When asked about Big Tobacco, retired US Air Force veteran Shawn Bennett replied that it should “absolutely” be treated as a domestic threat.
It’s long been acknowledged that the military is a target demographic for the tobacco industry. “There is absolutely a culture of smoking in the military,” Shawn said. “When our military members get a break, they go to the PX or the BX, and cigarettes are always readily available right at the counter. They’re everywhere, always.”
After his father passed away from cancer due to smoking, Shawn found the motivation to kick the addiction he’d had for nearly 30 years. Before he died, his father confided that one thing that helped him quit cold turkey was reading that smoking was a sign of weakness. “The first thing I did after he died was throw away half a pack of cigarettes,” Shawn said.
“It’s horrible and tragic that a person dies from smoking, but it’s also horrible how it affects the family,” Shawn said. “I have a grandson now. All the people I know who have died of cancer, they’re not able to see their daughter’s wedding or their grandchildren. The collateral damage, all the other people that are affected. Everybody’s young and dumb and makes stupid choices, but those are things that never crossed my mind.”

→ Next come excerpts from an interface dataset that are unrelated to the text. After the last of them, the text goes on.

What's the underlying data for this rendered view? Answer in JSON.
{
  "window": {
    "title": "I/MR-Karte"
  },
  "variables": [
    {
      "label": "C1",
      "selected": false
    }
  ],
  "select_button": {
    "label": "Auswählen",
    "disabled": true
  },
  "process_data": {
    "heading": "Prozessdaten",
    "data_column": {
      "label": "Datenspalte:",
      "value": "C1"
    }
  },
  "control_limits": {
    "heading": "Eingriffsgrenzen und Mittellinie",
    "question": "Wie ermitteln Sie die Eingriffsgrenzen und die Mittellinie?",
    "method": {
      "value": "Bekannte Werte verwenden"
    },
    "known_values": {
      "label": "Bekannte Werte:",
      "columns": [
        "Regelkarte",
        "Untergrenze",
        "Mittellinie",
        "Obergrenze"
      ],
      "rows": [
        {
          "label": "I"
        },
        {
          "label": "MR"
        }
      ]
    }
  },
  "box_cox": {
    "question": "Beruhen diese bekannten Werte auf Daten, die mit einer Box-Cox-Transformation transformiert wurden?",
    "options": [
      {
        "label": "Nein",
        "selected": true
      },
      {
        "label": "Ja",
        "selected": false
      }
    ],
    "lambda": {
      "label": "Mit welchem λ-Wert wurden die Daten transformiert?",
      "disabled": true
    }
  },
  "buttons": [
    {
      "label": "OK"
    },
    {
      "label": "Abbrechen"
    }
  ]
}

The cigarette culture in the military is so omnipresent that social isolation is often the only way to quit. “When I quit, I had to stay out of environments that encouraged smoking, like going out with my friends, watching sporting events, going out to bars on the weekends. That’s when everybody smokes. I just stayed away from all that,” Shawn said.
When asked what he would say to other veterans who smoke, Shawn answered, “It’s affecting you even if you don’t know it. It’s affecting people around you. The people who love you don’t want to get into an argument about it, but it does bother them.” He paused before adding, “Find any way you can to quit.”